Q&A: What Are the Best Historical Marketing Strategies?
Marketing has been a part of human life for thousands of years. Before Apple and GE, there was Umbricius Scauras.
Umbricius Scaurus was a fish sauce manufacturer (a successful one at that) and a brilliant marketer who lived in Pompeii, circa 35 C.E. In his home, Scaurus proudly displayed mosaics depicting containers (known as amphoras) bearing his brand and quality assurances.
Amporas, at the time, were used as transportation vessels that were used in trade. Translated, the mosaic advertised the sauce as “the flower of garum [fish sauce], made of the mackerel, a product of Scaurus, from the shop of Scaurus.”
The image of the amphora was a key part of this marketing strategy. It indicted that the merchant traded goods over some distance. Indeed, from archaeological evidence, we can tell that Scauras’s fish sauce was enjoyed a positive reputation and was popular across the Mediterranean, and word of his brand’s quality traveled as far as modern-day France.

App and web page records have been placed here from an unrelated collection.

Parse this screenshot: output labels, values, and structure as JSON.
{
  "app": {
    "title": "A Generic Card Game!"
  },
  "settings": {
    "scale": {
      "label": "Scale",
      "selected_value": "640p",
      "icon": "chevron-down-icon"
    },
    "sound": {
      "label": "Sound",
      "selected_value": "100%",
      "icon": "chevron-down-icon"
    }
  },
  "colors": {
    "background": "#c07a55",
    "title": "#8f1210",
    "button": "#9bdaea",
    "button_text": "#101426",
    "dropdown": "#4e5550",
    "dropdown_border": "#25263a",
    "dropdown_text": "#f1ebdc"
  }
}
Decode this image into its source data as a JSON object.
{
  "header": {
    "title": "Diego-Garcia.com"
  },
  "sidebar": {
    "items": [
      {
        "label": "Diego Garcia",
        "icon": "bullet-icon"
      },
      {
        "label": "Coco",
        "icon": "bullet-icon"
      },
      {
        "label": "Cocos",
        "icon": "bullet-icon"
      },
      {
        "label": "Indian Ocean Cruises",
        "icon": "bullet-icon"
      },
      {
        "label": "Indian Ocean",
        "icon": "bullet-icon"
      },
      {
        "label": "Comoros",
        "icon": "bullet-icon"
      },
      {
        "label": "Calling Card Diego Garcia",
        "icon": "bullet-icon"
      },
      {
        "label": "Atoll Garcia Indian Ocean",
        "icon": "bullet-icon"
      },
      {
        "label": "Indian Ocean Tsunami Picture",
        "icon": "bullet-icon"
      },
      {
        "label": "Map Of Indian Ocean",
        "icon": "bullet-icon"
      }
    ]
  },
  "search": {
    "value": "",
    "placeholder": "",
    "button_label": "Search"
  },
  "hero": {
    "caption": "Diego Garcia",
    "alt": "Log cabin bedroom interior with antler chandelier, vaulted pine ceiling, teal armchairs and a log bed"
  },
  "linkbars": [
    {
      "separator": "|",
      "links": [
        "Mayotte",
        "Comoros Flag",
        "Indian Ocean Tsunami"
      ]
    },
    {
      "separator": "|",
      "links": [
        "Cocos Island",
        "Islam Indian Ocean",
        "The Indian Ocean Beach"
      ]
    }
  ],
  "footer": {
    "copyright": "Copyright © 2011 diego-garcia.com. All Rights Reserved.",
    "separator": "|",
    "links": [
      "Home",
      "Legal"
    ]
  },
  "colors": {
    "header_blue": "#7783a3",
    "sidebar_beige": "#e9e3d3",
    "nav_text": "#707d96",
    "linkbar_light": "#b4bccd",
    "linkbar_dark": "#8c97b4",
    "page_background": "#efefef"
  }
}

I consider this an important marketing strategy simply due to its archaeological significance and the relevance it still has in today’s marketing practices. I’d even say that the Pompeiian mosaic is like the modern billboard!